(Data about app and page elements)
BEGIN
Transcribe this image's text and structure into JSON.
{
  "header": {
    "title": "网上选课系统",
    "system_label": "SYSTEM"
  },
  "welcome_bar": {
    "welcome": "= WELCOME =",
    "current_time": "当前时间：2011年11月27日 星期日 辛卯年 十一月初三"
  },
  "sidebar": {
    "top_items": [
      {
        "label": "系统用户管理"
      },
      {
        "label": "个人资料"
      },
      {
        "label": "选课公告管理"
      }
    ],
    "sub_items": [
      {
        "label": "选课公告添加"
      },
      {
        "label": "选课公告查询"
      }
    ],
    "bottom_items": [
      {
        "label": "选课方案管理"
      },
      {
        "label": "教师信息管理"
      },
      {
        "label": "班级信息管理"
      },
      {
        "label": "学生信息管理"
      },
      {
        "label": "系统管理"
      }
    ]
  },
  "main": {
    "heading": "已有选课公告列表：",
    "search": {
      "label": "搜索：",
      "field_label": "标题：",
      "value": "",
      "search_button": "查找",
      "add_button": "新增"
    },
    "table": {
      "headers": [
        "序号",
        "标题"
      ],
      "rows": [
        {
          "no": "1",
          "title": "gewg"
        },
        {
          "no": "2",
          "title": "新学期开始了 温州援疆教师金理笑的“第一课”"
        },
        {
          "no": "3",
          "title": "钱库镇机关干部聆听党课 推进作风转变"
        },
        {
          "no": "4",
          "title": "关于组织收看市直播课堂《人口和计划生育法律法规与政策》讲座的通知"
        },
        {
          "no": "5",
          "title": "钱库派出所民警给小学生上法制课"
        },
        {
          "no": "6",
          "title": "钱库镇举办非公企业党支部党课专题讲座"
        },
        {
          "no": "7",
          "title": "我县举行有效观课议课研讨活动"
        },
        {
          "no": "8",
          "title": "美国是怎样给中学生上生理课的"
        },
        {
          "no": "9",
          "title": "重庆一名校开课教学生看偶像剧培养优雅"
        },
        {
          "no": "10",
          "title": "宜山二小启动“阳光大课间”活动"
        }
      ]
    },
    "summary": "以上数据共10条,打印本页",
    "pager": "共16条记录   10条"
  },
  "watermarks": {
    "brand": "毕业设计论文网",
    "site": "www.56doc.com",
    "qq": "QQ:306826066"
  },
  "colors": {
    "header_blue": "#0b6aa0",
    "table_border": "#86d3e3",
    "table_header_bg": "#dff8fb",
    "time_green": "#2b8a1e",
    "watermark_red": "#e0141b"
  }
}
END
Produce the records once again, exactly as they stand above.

• [Answer below]
Transcribe this image's text and structure into JSON.
{
  "header": {
    "title": "网上选课系统",
    "system_label": "SYSTEM"
  },
  "welcome_bar": {
    "welcome": "= WELCOME =",
    "current_time": "当前时间：2011年11月27日 星期日 辛卯年 十一月初三"
  },
  "sidebar": {
    "top_items": [
      {
        "label": "系统用户管理"
      },
      {
        "label": "个人资料"
      },
      {
        "label": "选课公告管理"
      }
    ],
    "sub_items": [
      {
        "label": "选课公告添加"
      },
      {
        "label": "选课公告查询"
      }
    ],
    "bottom_items": [
      {
        "label": "选课方案管理"
      },
      {
        "label": "教师信息管理"
      },
      {
        "label": "班级信息管理"
      },
      {
        "label": "学生信息管理"
      },
      {
        "label": "系统管理"
      }
    ]
  },
  "main": {
    "heading": "已有选课公告列表：",
    "search": {
      "label": "搜索：",
      "field_label": "标题：",
      "value": "",
      "search_button": "查找",
      "add_button": "新增"
    },
    "table": {
      "headers": [
        "序号",
        "标题"
      ],
      "rows": [
        {
          "no": "1",
          "title": "gewg"
        },
        {
          "no": "2",
          "title": "新学期开始了 温州援疆教师金理笑的“第一课”"
        },
        {
          "no": "3",
          "title": "钱库镇机关干部聆听党课 推进作风转变"
        },
        {
          "no": "4",
          "title": "关于组织收看市直播课堂《人口和计划生育法律法规与政策》讲座的通知"
        },
        {
          "no": "5",
          "title": "钱库派出所民警给小学生上法制课"
        },
        {
          "no": "6",
          "title": "钱库镇举办非公企业党支部党课专题讲座"
        },
        {
          "no": "7",
          "title": "我县举行有效观课议课研讨活动"
        },
        {
          "no": "8",
          "title": "美国是怎样给中学生上生理课的"
        },
        {
          "no": "9",
          "title": "重庆一名校开课教学生看偶像剧培养优雅"
        },
        {
          "no": "10",
          "title": "宜山二小启动“阳光大课间”活动"
        }
      ]
    },
    "summary": "以上数据共10条,打印本页",
    "pager": "共16条记录   10条"
  },
  "watermarks": {
    "brand": "毕业设计论文网",
    "site": "www.56doc.com",
    "qq": "QQ:306826066"
  },
  "colors": {
    "header_blue": "#0b6aa0",
    "table_border": "#86d3e3",
    "table_header_bg": "#dff8fb",
    "time_green": "#2b8a1e",
    "watermark_red": "#e0141b"
  }
}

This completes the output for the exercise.